- You will not have to pay Class 2 NICs if you are a married woman who opted into the Reduced Rate scheme before it ended in April 1977
- Separate rules apply to share fishermen and voluntary development workers
Some other self-employed people don’t pay National Insurance contributions through Self Assessment. However, they may choose to make voluntary contributions, as explained below. These workers include:
- Examiners, moderators, and invigilators
- Religious ministers, providing that they receive no salary or stipend
- People who make investments, but without receiving a commission or fee, and not as a business
- Some people whose business involves land or property
What’s happening to Class 2 National Insurance contributions?
The government has announced that Class 2 NICs will be scrapped as part of a simplification of the tax treatment of the self-employed.
This was originally slated to happen in April 2018, but the government has now said that the move will be delayed for at least a year following widespread concern that the change would leave the poorest self-employed people worse off.
For the time being, self-employed people must pay both Class 2 and Class 4 National Insurance contributions unless they are exempt.
Self-employed National Insurance rates
Class 2 and Class 4 NICs are charged at different rates.
The Class 2 National Insurance contribution is a fixed amount of £2.85 a week. It is only charged if your annual profits are £6,025 or more.
Class 4 NICs are only charged if your profits are £8,164 or more a year. They are charged at a rate of nine per cent of profits between £8,164 and £45,000, and two per cent on profits over £45,000.
All of these rates are for the 2017/18 tax year.
Voluntary National Insurance contributions for the self-employed
Some people choose to make voluntary National Insurance contributions. You might do this because there are gaps in your National Insurance record which could affect your entitlement to the State Pension. This might be because you had small profits during periods of self-employment.
If you’re concerned that there may be gaps in your National Insurance record, you should ask for a copy using the tool on .Gov. You can then check to see if you are eligible to make voluntary contributions.
How to pay National Insurance contributions when self-employed
For most self-employed people, National Insurance contributions are paid through the Self Assessment process.

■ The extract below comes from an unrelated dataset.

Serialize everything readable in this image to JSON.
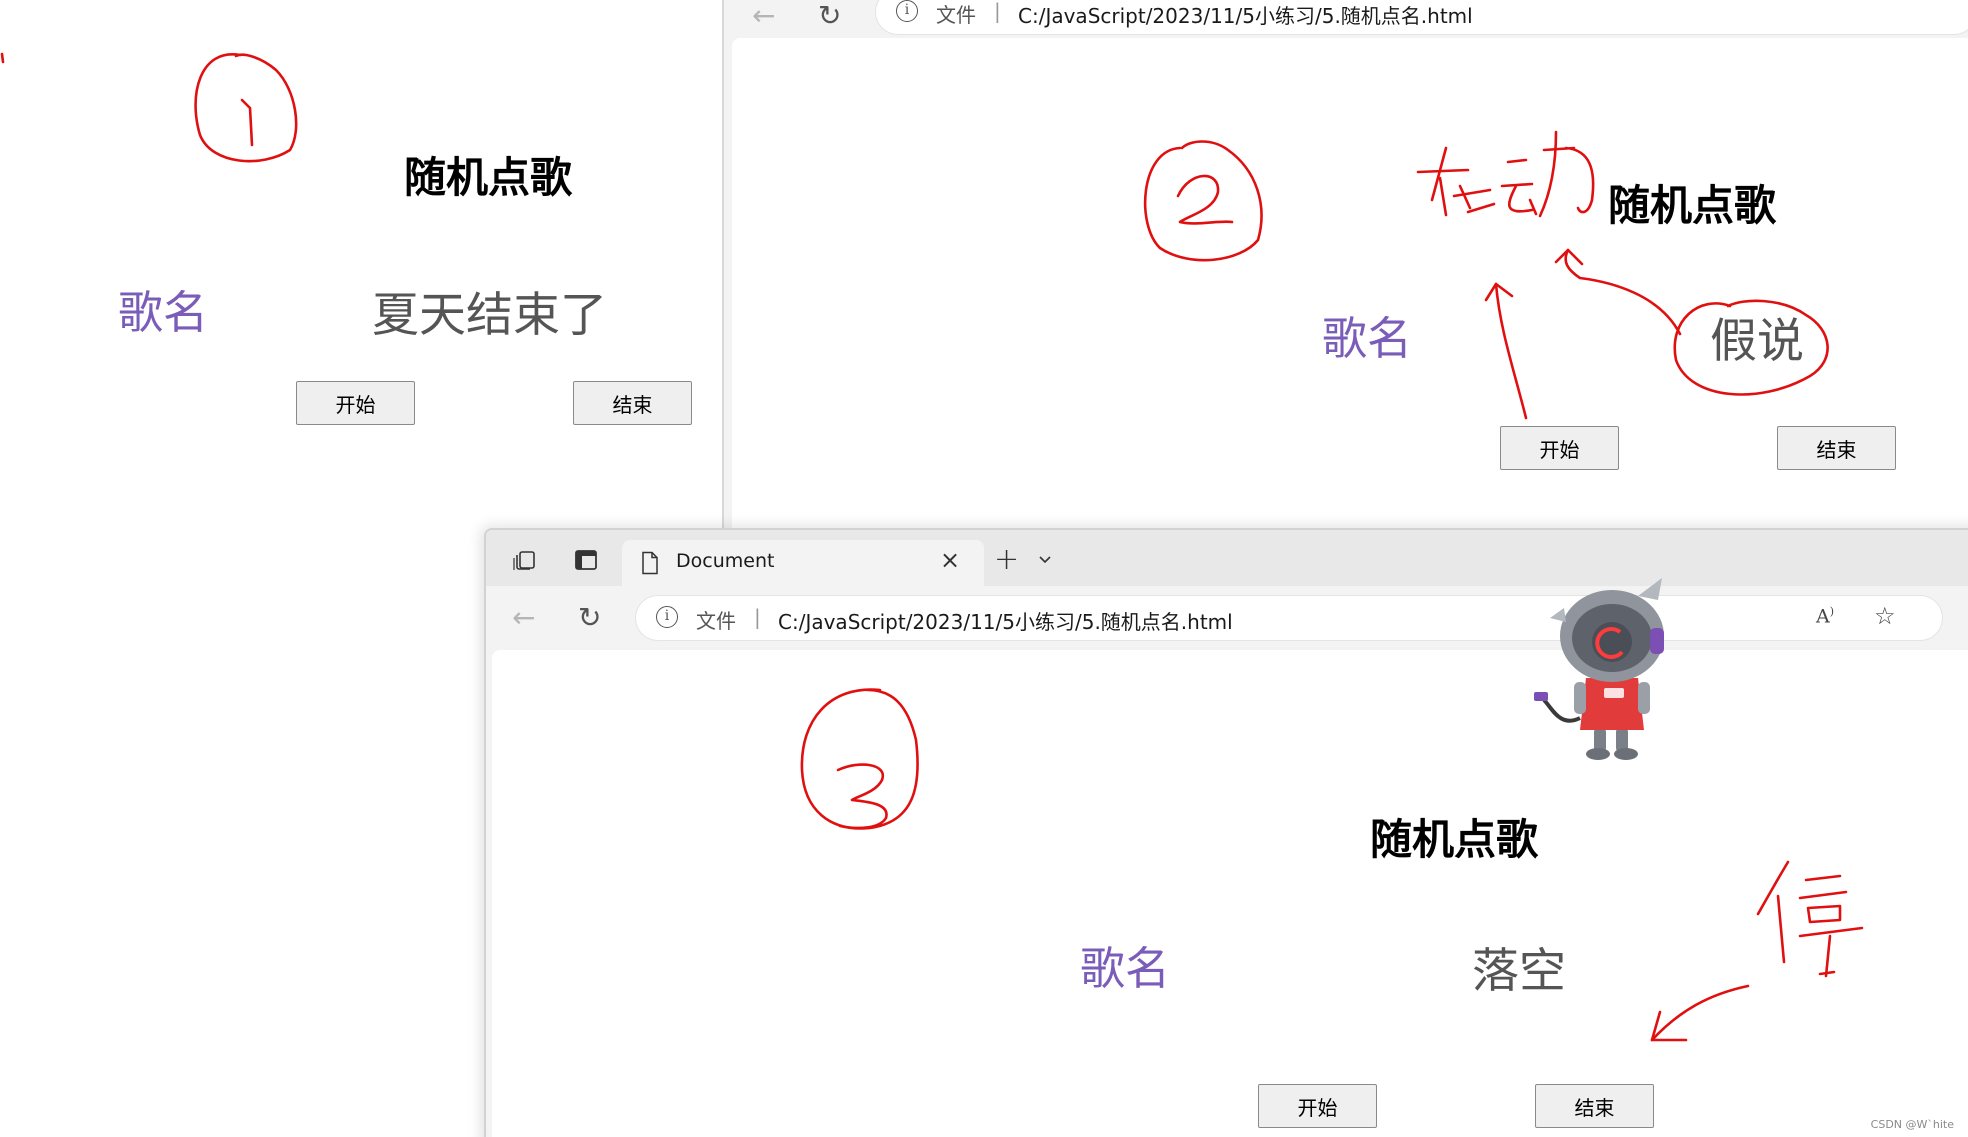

You must file your return and pay your bill by 31 January every year. For more information, read our small business guide to Self Assessment tax returns.